— As more people in the state turn to the water supply, more of them are encountering a toxic chemical called ammonium nitrate, a potentially deadly compound.
In a series of recent stories, Politico has learned about more than 30 chemicals that are used in the water treatment industry.
Some are safe to use and some are not.
We’ve also learned that some of the chemicals are being phased out in Wisconsin.
In the months since the Wisconsin Supreme Court ruled in favor of the state’s water-treatment industry, the state has added more than 200 chemicals, including nitrate and ammonia.
And the state is now adding more than 1,000 chemicals in the near future.
It’s a trend that is only expected to continue.
The Environmental Protection Agency has announced that more than 700 new chemicals are planned to be added to its hazardous chemicals list within the next two years.
But it doesn’t specify which chemicals the agency is looking at.
A spokeswoman said the agency has “been working closely with the Wisconsin Department of Health and Environmental Quality to develop the list.”
A spokesman for the state Department of Water Resources told Politico in an email that the department has taken a step toward updating its hazardous list.
He said the department is working with the EPA and the Wisconsin Chemical Council to develop an updated list.
In recent weeks, we’ve learned about ammonium-nitrate.
The state has removed it from its water-based treatment systems.
But we don’t know what the EPA’s list of chemicals is.

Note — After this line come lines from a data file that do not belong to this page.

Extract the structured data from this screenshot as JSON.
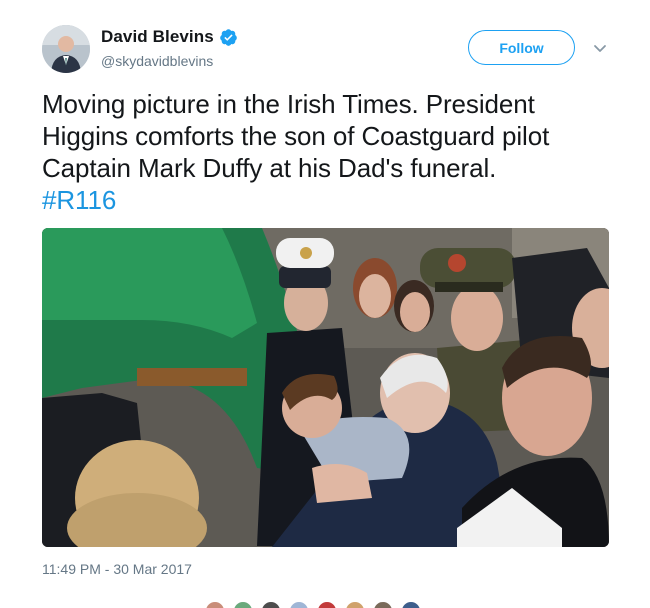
{
  "author": {
    "display_name": "David Blevins",
    "handle": "@skydavidblevins",
    "verified_icon": "verified-badge-icon",
    "avatar_icon": "profile-photo"
  },
  "follow_button": {
    "label": "Follow"
  },
  "menu_caret_icon": "chevron-down-icon",
  "tweet": {
    "text": "Moving picture in the Irish Times. President Higgins comforts the son of Coastguard pilot Captain Mark Duffy at his Dad's funeral.",
    "hashtag": "#R116"
  },
  "media": {
    "type": "photo"
  },
  "timestamp": "11:49 PM - 30 Mar 2017",
  "colors": {
    "accent": "#1da1f2",
    "hashtag": "#1b95e0",
    "secondary_text": "#657786"
  }
}
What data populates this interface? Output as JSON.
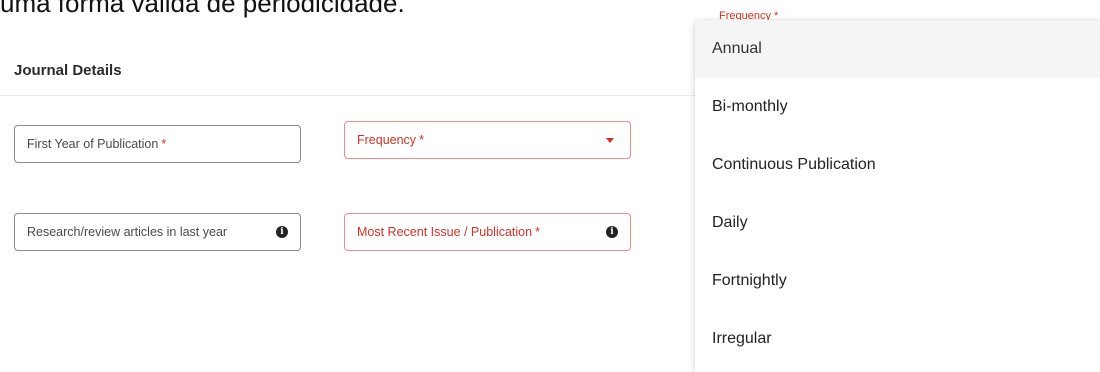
{
  "page": {
    "top_text": "uma forma válida de periodicidade."
  },
  "section": {
    "title": "Journal Details"
  },
  "fields": {
    "first_year": {
      "label": "First Year of Publication",
      "required_mark": "*"
    },
    "frequency": {
      "label": "Frequency",
      "required_mark": "*"
    },
    "research_articles": {
      "label": "Research/review articles in last year"
    },
    "recent_issue": {
      "label": "Most Recent Issue / Publication",
      "required_mark": "*"
    }
  },
  "icons": {
    "info": "info-icon",
    "caret": "caret-down-icon"
  },
  "dropdown": {
    "floating_label": "Frequency *",
    "options": [
      "Annual",
      "Bi-monthly",
      "Continuous Publication",
      "Daily",
      "Fortnightly",
      "Irregular"
    ],
    "highlighted_index": 0
  },
  "colors": {
    "error": "#d93025",
    "error_border": "#ef8a8a",
    "highlight": "#f5f5f5"
  }
}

And that list is being phased-out in Wisconsin, too.
That’s because some of those chemicals are coming out of the wastewater treatment plants, where they are used to remove contaminants from the water.

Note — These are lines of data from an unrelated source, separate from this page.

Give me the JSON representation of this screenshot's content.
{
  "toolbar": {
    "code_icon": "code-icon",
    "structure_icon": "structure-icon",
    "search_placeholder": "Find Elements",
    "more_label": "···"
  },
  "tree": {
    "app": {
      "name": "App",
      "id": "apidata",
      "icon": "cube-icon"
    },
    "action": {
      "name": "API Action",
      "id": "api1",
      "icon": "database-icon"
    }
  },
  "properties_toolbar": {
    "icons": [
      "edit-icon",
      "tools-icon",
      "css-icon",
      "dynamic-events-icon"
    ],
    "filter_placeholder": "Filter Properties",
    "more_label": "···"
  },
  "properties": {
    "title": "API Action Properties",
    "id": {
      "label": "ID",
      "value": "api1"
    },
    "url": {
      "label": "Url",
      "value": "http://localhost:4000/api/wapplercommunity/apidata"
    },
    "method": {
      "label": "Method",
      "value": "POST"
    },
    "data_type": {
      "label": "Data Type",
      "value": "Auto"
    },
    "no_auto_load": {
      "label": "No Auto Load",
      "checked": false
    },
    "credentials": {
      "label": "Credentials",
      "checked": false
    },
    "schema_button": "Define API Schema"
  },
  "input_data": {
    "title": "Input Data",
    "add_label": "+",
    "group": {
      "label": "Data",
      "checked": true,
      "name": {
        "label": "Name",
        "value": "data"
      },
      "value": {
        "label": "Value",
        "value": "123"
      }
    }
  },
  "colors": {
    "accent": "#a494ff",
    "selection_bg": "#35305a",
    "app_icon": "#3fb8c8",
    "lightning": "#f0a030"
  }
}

The Wisconsin Environmental Protection Act prohibits the state from using chemicals in wastewater treatment unless they are approved by the EPA.

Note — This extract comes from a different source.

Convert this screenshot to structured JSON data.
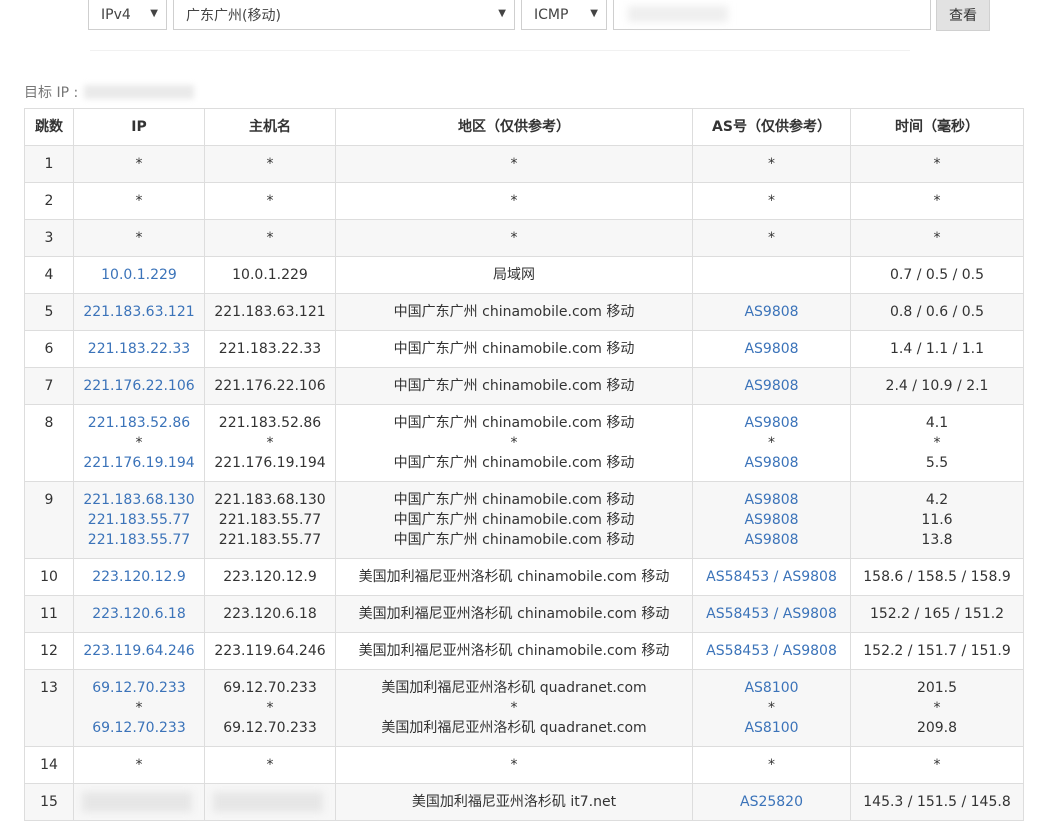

But the EPA does not have the authority to require that companies stop using them.
So what chemicals do the EPA require companies to use?
And why are some of them coming out?
We asked a dozen companies that manufacture and sell ammonium, nitrate or ammonia products to tell us about the chemicals they use and why.
Companies say that the chemicals come from both the raw sewage and the treated water, which they treat with a mix of chlorine, iodine, and other chemicals.
These chemicals are mixed with water, added to the wastewater and then treated with a chemical called sodium nitrate to remove the nitrates.
The EPA and some environmental groups have said that sodium nitrates are a dangerous substance, which is why they are removed from the wastewater.
The chemical industry argues that sodium is safer because it’s produced in small amounts and doesn’t have the corrosive properties of ammonium.
In fact, there are some studies showing that sodium, when combined with other chemicals, can neutralize nitrates and other pollutants that could harm humans.
“Sodium nitrate is a very, very safe product,” said Kevin Cone, president of the Wisconsin State Council of Manufacturers, an industry group.
“The EPA has said that it’s a safe product.”
The EPA is considering banning sodium nitrites in its hazardous chemical list.
In the meantime, the agency continues to monitor the situation.
But if the EPA finds a chemical in Wisconsin’s wastewater that could pose a health risk, the company must remove it from the system and replace it with another one that has a lower toxicity.
There are a few companies that are currently using sodium nitrite, including the manufacturer of the water-treated chemicals.
The company declined to provide the name of the company or the number of chemicals it uses, citing federal regulations.
But in a recent interview with Politico, the owner of the plant said he has more than 300 chemicals that come from the treated wastewater.
It appears that many of the new chemicals being used in Wisconsin are sodium nitro compounds, which are a byproduct of a process known as sodium nitrification.
The process takes sodium nitric acid and water to separate it into sodium nitride and sodium nitrosulphite.
These compounds are combined with nitrates to form nitrate nitrite.
The resulting nitrate produces ammonia.
Nitrate nitrate compounds are used primarily in industrial and residential water treatment plants.
It’s unclear whether the ammonium and nitrite are being added to water systems to remove nitrate.
In one recent case, the EPA ruled that the ammoniodide used in a Wisconsin wastewater treatment plant must be removed from its system.
But this ruling doesn’t apply to a small group of water-purification plants.
These plants produce a product called sodium-nitrite.
The Milwaukee Journal Sentinel first reported that ammonium Nitrate was being added in December 2016 to a sewage treatment plant in northern Wisconsin.
That plant is in the city of Kenosha.
The Journal Sentinel obtained a copy of a March 30, 2016, letter from the EPA to the Kenosas water